The Opposition Spokesperson on Education and Training, Dr Angela Brown-Burke, is imploring the Government to tackle the wave of violence involving children, which is affecting schools across the island.
According to Brown-Burke, who was speaking in a video release, the current situation elevates the problem from just being an issue that needs to be tackled by individual schools, to one that requires a policy direction from the Ministry of Education and Youth (MOEY).
“Given the spate of violent activities, I believe that it has now moved from being an issue that is addressed at a school level, school by school. I believe that it has to be brought now to a higher level at the Ministry of Education, at the Government, so that a formal, coordinated programme can be worked out, using data that is emerging from the incidences that we have seen,” said Brown-Burke.
Since the restarting of partial face-to-face classes in January and the full resumption some time later, several videos have been circulating on social media showing schoolchildren involved in fights and other anti-social activities.
Two schoolboys were also killed recently. William Knibb Memorial High School’s daCosta Cup football goalkeeper, Kamal Hall, was stabbed on the school premises by a schoolmate, while Papine High’s Kenuth Williams was shot and killed in a robbery off the school compound on Liguanea Avenue in St Andrew.

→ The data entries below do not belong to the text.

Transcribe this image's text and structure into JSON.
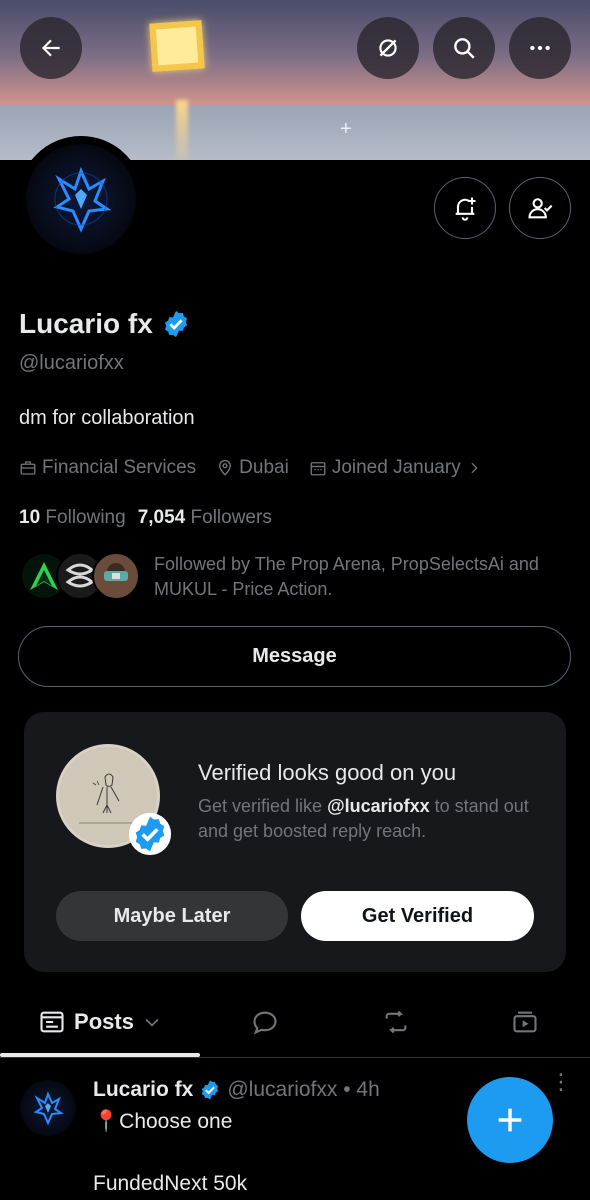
{
  "profile": {
    "name": "Lucario fx",
    "handle": "@lucariofxx",
    "bio": "dm for collaboration",
    "category": "Financial Services",
    "location": "Dubai",
    "joined": "Joined January",
    "following_count": "10",
    "following_label": "Following",
    "followers_count": "7,054",
    "followers_label": "Followers",
    "followed_by": "Followed by The Prop Arena, PropSelectsAi and MUKUL - Price Action.",
    "message_label": "Message"
  },
  "promo": {
    "title": "Verified looks good on you",
    "desc_prefix": "Get verified like ",
    "desc_handle": "@lucariofxx",
    "desc_suffix": " to stand out and get boosted reply reach.",
    "maybe_label": "Maybe Later",
    "get_label": "Get Verified"
  },
  "tabs": {
    "posts_label": "Posts"
  },
  "post": {
    "name": "Lucario fx",
    "handle_time": "@lucariofxx • 4h",
    "line1": "📍Choose one",
    "line2": "FundedNext 50k"
  },
  "colors": {
    "accent": "#1d9bf0",
    "background": "#000000",
    "muted": "#71767b"
  }
}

Another student was stabbed at Excelsior High School in St Andrew. That latter incident was reportedly done by another pupil at the institution last Wednesday outside the school’s front gate, with the injured student being subsequently treated at hospital.

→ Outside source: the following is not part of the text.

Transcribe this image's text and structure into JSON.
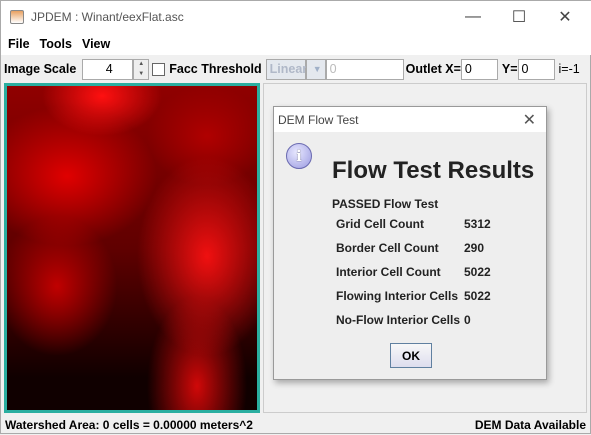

According to Brown-Burke, the Government’s action, through the Ministry of Education, needs to include adequate resources to identify the root causes of the problem, and then solve the problem.
“Included in the coordinated programme from the ministry has to be enough school nurses, psychologists, social workers and other individuals who can help to understand, identify, analyse and deal with the issues that we are seeing the children presenting with,” said Brown-Burke.
She opined that this is especially needed to return schools to being safe places for children, as she said many homes and communities are not safe environments for the nation’s children.
“What is clear is that it is now making schools unsafe in so many ways, and there are parents, because some have said that to me, that they (are) wondering whether schools are a safe place for their children.
“We have to ensure that we keep the schools as a safe place, and the ministry has to give some guidance template and some kind of direction to help the schools in making sure that they are able to do that,” said Brown-Burke.
She believes that the ministry’s actions should also involve parents, churches, communities and civic organisations working together as partners to solve the overall problem.